Chapter 2. Automatically Create Mock Object Sources

Table of Contents

2.1. Parsing The Header File
2.2. Generating The Mock Object Files

The process for the creation of the source files from C++ headers is split into two parts:

Splitting the process into two parts enables postprocessing the XML file with simple methods. Otherwise a rather complicated C++ parser based on less known tools like yacc and lex would have to be changed.

Additionally one could create a different application for the second step. Based on the XML file it could create totally different user defined C++ sources.

If you integrate the two applications into your build process, your mock object files are automatically kept up to date with the production sources. You simply make the mock object files depend on the according header file. If you need specialized constuctors you will place them in the user defined third file. This file is never updated automatically. Instead a template file is written from where you can copy-and-paste what you need and adjust the rest manually.

2.1. Parsing The Header File

In the first step mockpp2xml parses the header file and outputs the according XML data stream to standard output. If you want to have an XML file you must redirect standard outout to the desired file. The only possible parameter is the name of the C++ header file. All the classes in the header file are written to the XML stream.

The parser needs markers whch methods and constructors shall be written to the XML stream. This is done by appending a pseudo keyword after one of the access modifiers public, protected or private before the definition.

The parser distinguishes between constructors and methods. Each of them uses a different keyword:


This keyword includes the directly following constructor (and only this one) in the XML stream.


All the methods after this keyword are written to the XML stream. The inclusion stops at the next access modifier unless it contains this keyword again.

Destructors are never included even if they have a starting marker. To make these keywords invisible for the compiler you define these two with empty content.

A sample class could then look like this:

#define mockpp_constructor
#define mockpp_methods

class MockppIdlTest : public IdlInterface
  public mockpp_constructor:
    MockppIdlTest(int i, const std::string &s)
      : IdlInterface("name")

  private mockpp_methods:
    virtual std::string * url4() = 0;

The following line shows how to invoke the C++ parser and write the XML stream to a file:

  mockpp2xml   header.h  >header-data.xml

If you are familiar with with development around KDE and QT you are probably familiar with this approach.

It might also be interesting to know that the basis for this parser was taken from the KDE Project. For that reason it is able to parse (in the meaning of to ignore) the special keywords related to DCOP and QOBJECT like k_dcop or signals.

[Note]The Difficulty of Parsing C++

Parsing even valid C++ source code is is a difficult task. xml2mockpp handles most of the common files. But there may be problems with some code, for example nested templates. In the worst case you may have to remove or comment out the problematic parts while parsing. Probably it is possible to use #define's with the preprocessor to do this automatically.
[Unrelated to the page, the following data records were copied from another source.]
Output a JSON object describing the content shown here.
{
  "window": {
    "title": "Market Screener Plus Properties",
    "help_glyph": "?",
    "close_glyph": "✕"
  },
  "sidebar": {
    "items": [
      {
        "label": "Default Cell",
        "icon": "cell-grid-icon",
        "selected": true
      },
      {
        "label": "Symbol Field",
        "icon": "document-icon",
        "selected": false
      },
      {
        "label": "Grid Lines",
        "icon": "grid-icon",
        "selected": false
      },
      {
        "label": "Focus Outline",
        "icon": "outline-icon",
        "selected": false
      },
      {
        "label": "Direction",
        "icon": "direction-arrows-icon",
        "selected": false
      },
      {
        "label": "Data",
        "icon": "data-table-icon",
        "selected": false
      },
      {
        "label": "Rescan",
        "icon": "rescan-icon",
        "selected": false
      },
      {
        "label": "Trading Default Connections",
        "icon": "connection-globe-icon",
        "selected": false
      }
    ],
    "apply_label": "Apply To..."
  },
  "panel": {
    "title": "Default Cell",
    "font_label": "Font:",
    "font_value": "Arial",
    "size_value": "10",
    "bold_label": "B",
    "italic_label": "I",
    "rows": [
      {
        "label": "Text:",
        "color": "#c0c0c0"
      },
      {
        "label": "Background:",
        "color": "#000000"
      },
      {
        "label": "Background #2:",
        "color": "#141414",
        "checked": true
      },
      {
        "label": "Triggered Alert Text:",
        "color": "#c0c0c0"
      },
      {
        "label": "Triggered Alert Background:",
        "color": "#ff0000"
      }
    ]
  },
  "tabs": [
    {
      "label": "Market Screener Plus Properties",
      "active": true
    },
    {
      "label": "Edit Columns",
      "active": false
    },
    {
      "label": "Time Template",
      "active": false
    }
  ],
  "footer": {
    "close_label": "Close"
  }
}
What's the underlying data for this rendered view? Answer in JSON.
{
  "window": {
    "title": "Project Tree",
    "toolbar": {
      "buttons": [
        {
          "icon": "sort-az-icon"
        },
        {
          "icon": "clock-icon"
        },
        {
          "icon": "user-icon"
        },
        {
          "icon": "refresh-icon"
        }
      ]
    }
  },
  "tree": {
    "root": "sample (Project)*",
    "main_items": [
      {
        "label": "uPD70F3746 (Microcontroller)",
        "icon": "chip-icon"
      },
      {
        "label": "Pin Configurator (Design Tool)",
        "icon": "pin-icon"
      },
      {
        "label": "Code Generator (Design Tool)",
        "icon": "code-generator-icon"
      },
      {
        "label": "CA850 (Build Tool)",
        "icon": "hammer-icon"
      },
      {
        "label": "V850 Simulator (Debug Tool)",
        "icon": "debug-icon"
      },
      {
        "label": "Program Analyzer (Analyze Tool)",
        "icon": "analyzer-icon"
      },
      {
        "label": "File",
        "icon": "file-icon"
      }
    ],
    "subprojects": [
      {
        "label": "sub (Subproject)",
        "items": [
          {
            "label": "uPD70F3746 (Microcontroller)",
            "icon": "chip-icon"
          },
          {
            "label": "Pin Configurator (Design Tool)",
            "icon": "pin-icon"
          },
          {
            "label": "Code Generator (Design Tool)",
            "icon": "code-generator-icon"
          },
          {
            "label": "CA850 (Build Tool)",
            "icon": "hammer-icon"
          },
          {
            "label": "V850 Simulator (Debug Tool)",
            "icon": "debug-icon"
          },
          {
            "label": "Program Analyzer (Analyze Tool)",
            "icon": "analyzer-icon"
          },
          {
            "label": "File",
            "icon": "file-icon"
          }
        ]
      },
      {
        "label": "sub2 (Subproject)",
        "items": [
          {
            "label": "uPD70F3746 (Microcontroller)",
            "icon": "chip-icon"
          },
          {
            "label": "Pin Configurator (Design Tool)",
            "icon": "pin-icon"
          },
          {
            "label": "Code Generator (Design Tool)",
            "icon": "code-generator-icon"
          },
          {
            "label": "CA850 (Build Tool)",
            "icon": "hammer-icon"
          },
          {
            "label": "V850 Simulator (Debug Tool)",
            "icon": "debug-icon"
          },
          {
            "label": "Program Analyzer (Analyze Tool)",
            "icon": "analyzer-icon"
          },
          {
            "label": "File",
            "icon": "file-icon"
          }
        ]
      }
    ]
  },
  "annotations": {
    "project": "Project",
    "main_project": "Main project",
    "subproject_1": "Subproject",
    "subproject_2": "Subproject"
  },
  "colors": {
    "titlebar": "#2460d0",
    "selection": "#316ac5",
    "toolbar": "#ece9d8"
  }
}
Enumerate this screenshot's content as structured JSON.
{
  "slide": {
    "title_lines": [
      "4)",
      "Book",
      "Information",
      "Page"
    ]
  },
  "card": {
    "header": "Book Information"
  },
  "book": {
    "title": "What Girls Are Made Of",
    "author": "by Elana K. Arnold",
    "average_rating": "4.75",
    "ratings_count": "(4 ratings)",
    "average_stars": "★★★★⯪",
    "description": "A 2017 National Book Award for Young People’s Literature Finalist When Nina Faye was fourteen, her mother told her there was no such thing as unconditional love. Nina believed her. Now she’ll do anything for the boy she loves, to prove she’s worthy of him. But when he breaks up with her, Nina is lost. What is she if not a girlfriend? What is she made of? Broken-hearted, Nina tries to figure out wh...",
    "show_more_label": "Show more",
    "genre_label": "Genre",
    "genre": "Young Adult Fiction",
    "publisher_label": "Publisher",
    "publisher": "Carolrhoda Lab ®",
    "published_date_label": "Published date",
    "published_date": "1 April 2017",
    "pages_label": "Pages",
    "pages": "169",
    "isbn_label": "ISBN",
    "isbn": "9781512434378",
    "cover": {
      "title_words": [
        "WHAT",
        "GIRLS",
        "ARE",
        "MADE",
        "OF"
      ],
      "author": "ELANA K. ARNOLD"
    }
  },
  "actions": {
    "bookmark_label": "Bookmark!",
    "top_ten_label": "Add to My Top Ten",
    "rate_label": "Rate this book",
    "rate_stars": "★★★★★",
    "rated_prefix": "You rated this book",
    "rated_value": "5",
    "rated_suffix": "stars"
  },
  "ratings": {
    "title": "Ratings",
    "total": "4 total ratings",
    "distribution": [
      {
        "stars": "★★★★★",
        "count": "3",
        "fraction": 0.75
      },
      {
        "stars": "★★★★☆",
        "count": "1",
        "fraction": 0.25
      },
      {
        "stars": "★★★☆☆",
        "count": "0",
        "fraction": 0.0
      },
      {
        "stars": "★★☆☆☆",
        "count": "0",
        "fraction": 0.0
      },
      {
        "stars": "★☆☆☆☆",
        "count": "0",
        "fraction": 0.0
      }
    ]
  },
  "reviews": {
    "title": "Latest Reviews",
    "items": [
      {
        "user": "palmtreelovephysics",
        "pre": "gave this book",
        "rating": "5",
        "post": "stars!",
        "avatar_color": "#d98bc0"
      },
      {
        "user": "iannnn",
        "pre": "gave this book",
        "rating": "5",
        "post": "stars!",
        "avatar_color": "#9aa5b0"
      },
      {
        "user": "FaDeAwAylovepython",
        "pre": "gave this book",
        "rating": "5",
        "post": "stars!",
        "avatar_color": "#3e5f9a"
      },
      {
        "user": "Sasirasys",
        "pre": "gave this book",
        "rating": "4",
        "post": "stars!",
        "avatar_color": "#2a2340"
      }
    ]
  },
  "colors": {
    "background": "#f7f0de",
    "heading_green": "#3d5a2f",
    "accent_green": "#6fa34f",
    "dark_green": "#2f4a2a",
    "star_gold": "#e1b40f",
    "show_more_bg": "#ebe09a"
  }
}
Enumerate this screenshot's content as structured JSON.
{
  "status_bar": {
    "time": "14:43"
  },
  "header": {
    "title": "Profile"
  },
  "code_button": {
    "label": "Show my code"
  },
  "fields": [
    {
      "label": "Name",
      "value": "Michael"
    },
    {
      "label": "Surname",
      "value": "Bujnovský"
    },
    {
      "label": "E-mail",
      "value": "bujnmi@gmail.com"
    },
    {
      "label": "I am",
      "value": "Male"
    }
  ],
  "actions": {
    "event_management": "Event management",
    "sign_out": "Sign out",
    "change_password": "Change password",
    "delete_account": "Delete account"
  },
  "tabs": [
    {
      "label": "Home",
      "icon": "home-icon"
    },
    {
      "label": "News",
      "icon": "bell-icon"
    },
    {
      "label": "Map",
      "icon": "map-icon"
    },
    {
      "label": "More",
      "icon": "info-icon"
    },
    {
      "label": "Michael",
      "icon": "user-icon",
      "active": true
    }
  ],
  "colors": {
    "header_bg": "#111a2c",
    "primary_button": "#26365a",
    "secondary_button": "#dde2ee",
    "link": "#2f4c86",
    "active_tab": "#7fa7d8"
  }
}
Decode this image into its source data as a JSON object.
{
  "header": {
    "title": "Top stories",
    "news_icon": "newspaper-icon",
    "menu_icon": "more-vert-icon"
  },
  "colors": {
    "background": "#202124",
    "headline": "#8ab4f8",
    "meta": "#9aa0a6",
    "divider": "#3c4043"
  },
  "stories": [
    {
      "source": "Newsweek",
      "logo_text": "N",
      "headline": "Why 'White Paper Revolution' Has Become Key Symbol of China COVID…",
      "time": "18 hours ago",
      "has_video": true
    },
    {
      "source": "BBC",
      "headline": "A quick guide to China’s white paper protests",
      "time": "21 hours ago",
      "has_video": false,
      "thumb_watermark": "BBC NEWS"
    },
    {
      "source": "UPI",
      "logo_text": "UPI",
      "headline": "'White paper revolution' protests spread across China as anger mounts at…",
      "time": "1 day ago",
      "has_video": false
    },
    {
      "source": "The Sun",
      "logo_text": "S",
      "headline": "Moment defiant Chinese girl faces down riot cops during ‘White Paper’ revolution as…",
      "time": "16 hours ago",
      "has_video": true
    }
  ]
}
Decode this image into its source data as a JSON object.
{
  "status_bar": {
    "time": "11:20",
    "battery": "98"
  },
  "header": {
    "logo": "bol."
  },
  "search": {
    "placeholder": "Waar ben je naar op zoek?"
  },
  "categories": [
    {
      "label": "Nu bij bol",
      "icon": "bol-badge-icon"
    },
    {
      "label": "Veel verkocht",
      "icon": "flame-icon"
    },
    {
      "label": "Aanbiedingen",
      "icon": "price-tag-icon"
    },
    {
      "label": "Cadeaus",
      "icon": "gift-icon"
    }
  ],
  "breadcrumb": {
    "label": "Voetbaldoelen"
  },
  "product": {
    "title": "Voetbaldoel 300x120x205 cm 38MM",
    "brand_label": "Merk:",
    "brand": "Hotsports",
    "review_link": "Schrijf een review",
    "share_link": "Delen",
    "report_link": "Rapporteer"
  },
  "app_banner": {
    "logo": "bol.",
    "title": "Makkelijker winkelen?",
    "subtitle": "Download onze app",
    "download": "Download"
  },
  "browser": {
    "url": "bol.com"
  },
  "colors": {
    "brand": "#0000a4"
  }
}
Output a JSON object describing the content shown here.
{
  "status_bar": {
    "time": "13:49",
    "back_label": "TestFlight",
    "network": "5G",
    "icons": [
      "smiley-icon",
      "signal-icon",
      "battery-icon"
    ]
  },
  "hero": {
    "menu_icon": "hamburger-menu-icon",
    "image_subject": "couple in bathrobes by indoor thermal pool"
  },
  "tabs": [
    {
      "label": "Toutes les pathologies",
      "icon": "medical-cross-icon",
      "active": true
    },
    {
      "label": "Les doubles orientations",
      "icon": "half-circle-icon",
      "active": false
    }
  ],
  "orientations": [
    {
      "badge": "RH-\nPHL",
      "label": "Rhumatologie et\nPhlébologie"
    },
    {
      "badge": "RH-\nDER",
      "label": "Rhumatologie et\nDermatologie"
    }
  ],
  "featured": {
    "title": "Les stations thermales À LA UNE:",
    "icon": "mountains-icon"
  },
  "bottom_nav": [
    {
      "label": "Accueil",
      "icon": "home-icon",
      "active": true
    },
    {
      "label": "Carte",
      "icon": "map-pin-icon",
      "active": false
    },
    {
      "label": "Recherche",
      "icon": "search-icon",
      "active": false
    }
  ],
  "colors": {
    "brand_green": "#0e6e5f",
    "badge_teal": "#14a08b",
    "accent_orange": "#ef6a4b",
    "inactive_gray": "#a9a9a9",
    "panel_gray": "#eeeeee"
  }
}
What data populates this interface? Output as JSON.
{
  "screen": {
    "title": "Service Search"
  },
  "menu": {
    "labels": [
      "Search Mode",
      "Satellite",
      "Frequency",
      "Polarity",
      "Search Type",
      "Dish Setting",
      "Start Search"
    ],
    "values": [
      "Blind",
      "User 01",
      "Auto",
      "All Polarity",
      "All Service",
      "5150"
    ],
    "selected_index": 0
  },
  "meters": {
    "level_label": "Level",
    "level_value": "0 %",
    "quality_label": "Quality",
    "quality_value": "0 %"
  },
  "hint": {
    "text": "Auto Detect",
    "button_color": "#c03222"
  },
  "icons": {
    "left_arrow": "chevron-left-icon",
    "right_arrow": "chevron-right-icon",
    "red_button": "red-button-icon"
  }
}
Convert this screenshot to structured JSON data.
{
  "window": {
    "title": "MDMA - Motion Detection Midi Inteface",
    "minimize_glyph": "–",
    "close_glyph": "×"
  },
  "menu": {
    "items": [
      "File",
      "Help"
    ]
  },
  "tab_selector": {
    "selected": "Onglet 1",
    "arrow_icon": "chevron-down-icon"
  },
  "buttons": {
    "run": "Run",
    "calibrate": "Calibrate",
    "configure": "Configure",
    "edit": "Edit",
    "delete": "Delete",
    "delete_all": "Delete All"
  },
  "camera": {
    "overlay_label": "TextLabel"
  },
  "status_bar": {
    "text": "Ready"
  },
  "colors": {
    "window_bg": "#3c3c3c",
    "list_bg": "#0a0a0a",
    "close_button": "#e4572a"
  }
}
The test files mockpp/generator/mockpp2xml/dcopidl_test.h and mockpp/generator/mockpp2xml/mockppidl_test.h give an overview of what the parser currently is able to process.

In case you have a file which is not parsed correctly but you think this should be the case since it looks trivial: please post a bug report.